INSTRUCTIONS TO FOLLOW => Look below and pull out each line with the word "placeholder".

Items from a data source:
◇ ◇ ◇ ◇ ◇

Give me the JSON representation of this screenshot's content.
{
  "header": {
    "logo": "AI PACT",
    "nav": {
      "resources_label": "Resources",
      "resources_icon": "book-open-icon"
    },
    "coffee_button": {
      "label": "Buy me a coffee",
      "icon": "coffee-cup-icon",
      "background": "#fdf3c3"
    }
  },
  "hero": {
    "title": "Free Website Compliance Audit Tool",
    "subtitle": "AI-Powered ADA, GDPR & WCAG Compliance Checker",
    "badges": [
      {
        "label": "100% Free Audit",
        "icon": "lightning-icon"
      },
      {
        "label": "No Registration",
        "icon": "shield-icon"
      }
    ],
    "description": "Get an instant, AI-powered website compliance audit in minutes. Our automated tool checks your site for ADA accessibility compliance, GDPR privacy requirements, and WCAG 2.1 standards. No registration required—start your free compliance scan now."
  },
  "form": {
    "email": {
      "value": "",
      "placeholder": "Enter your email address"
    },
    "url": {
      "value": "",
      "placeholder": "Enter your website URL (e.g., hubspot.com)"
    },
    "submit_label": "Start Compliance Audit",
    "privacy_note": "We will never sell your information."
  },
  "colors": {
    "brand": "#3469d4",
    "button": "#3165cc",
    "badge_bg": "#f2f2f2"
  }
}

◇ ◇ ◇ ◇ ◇

RESPONSE BOX =>
      "placeholder": "Enter your email address"
      "placeholder": "Enter your website URL (e.g., hubspot.com)"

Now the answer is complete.